From West Point Brothers to Battlefield Rivals: A True Story of the Civil War

420 pages. Notes and index

This idea behind this book is to tell the story, in parallel, of six West Point cadets who were friends, who went on to serve in the Civil War.

How do we know they were friends? It was a custom, back in the day, to risk sneaking out from West Point for food and a few drinks (known as 'flip') to a local tavern known as Benny's. Getting caught risked being expelled, so it took a certain level of risk-taking to make the endeavor. And on a particular night in April 1860, the six who dared were:

  • Wesley Merritt
  • Stephen Dodson Ramseur
  • Henry Algernon DuPont
  • John Pelham
  • Thomas Lafayette Rosser
  • George Armstrong Custer

The author then proceeds to give us a general history, beginning with life at West Point, proceeding through the Civil War (with the emphasis on the fighting in the East), with information about the six subjects inserted where known. The book ends by adding the post-war histories of the survivors.

Each of the six eventually distinguished himself in the course of the war. Merritt and Custer served in the Union cavalry; DuPont with the artillery. Ramseur, who hated Northerners, was at one point the youngest Confederate general; Pelham commanded light artillery under J.E.B. Stuart; Rosser commanded cavalry under Stuart.

The problem with the book is that the stories of the six soldiers are overcome by the history of the war itself. Instead of reading like six intertwined biographies, the book reads like a history of the war with biographical notes thrown in. Some of the six are active in the war from the start, while others don't really see action until the middle years, which leaves the book unbalanced; and their interactions with each other are quite rare, making one question the sense in picking these six individuals. My sense is that this concept was too thin to make an entire book, or would have been better served as a novel where undocumented gaps could have been filled in.

One nice thing is that, because of the subjects' fields of service, the reader gets a greater glimpse into cavalry and artillery action in the war.

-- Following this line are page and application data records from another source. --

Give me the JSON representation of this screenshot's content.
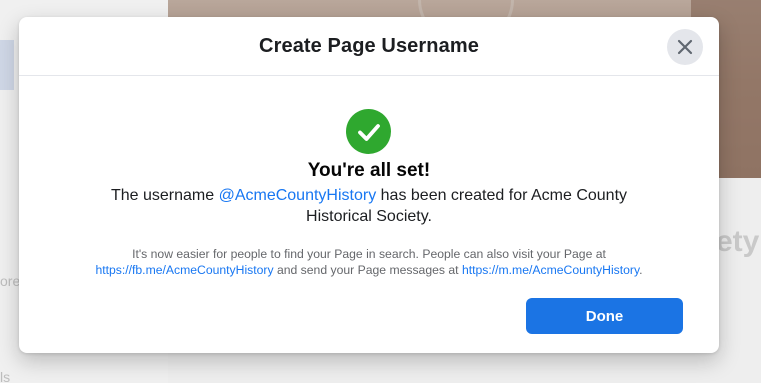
{
  "dialog": {
    "title": "Create Page Username",
    "close_icon": "close-icon"
  },
  "success": {
    "icon": "checkmark-circle-icon",
    "icon_color": "#2fa82f",
    "heading": "You're all set!",
    "message_before": "The username ",
    "username": "@AcmeCountyHistory",
    "message_after": " has been created for Acme County Historical Society."
  },
  "info": {
    "text_1": "It's now easier for people to find your Page in search. People can also visit your Page at ",
    "link_fb": "https://fb.me/AcmeCountyHistory",
    "text_2": " and send your Page messages at ",
    "link_m": "https://m.me/AcmeCountyHistory",
    "text_3": "."
  },
  "actions": {
    "done_label": "Done",
    "done_color": "#1b74e4"
  },
  "background": {
    "fragment_more": "ore",
    "fragment_ety": "ety",
    "fragment_ls": "ls"
  },
  "colors": {
    "link": "#1877f2",
    "title_text": "#1c1e21",
    "secondary_text": "#65676b"
  }
}
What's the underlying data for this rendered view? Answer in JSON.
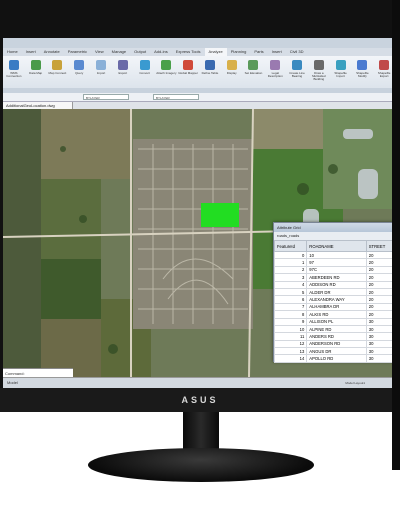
{
  "app": {
    "title": "",
    "ribbon_tabs": [
      "Home",
      "Insert",
      "Annotate",
      "Parametric",
      "View",
      "Manage",
      "Output",
      "Add-ins",
      "Express Tools",
      "Analyze",
      "Planning",
      "Parts",
      "Insert",
      "Civil 3D"
    ]
  },
  "ribbon_buttons": [
    {
      "label": "WMS Connection",
      "color": "#3a7cc4"
    },
    {
      "label": "Data Map",
      "color": "#4a9a4a"
    },
    {
      "label": "Map Connect",
      "color": "#c8a23a"
    },
    {
      "label": "Query",
      "color": "#5a8ad0"
    },
    {
      "label": "Import",
      "color": "#8ab0d8"
    },
    {
      "label": "Export",
      "color": "#6a6aa8"
    },
    {
      "label": "Convert",
      "color": "#3a9ad0"
    },
    {
      "label": "Attach Imagery",
      "color": "#4aa04a"
    },
    {
      "label": "Global Mapper",
      "color": "#d04a3a"
    },
    {
      "label": "Define Table",
      "color": "#3a6ab0"
    },
    {
      "label": "Display",
      "color": "#d8b04a"
    },
    {
      "label": "Set Elevation",
      "color": "#5a9a5a"
    },
    {
      "label": "Legal Description",
      "color": "#9a7ab0"
    },
    {
      "label": "Create Line Bearing",
      "color": "#3a8ac0"
    },
    {
      "label": "Draw a Multisided Building",
      "color": "#6a6a6a"
    },
    {
      "label": "Shapefile Import",
      "color": "#3aa0c0"
    },
    {
      "label": "Shapefile Modify",
      "color": "#4a7ad0"
    },
    {
      "label": "Shapefile Export",
      "color": "#c04a4a"
    }
  ],
  "addressbar": {
    "layer1": "BYLAYER",
    "layer2": "BYLAYER"
  },
  "document_tab": "AdditionalGeoLocation.dwg",
  "command_line": "Command:",
  "statusbar": {
    "left": "Model",
    "right": "Model  Layout1"
  },
  "attribute_window": {
    "title": "Attribute Grid",
    "subtitle": "roads_roads",
    "columns": [
      "FeatureId",
      "ROADNAME",
      "STREET"
    ],
    "rows": [
      {
        "id": "0",
        "name": "10",
        "street": "20"
      },
      {
        "id": "1",
        "name": "97",
        "street": "20"
      },
      {
        "id": "2",
        "name": "97C",
        "street": "20"
      },
      {
        "id": "3",
        "name": "ABERDEEN RD",
        "street": "20"
      },
      {
        "id": "4",
        "name": "ADDISON RD",
        "street": "20"
      },
      {
        "id": "5",
        "name": "ALDER DR",
        "street": "20"
      },
      {
        "id": "6",
        "name": "ALEXANDRA WAY",
        "street": "20"
      },
      {
        "id": "7",
        "name": "ALHAMBRA DR",
        "street": "20"
      },
      {
        "id": "8",
        "name": "ALKIS RD",
        "street": "20"
      },
      {
        "id": "9",
        "name": "ALLISON PL",
        "street": "30"
      },
      {
        "id": "10",
        "name": "ALPINE RD",
        "street": "30"
      },
      {
        "id": "11",
        "name": "ANDERS RD",
        "street": "30"
      },
      {
        "id": "12",
        "name": "ANDERSON RD",
        "street": "30"
      },
      {
        "id": "13",
        "name": "ANGUS DR",
        "street": "30"
      },
      {
        "id": "14",
        "name": "APOLLO RD",
        "street": "30"
      }
    ]
  },
  "monitor": {
    "brand": "ASUS"
  },
  "colors": {
    "selection_green": "#22dd22"
  }
}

I found the book quite interesting at first, then struggled to plow my way through 'just another history of the war in the East', interspersed with the occasional interesting bit about the six subjects. Not recommended.

Reviewed by Personal logo Editor in Chief Bill The Editor of TMP Fezian.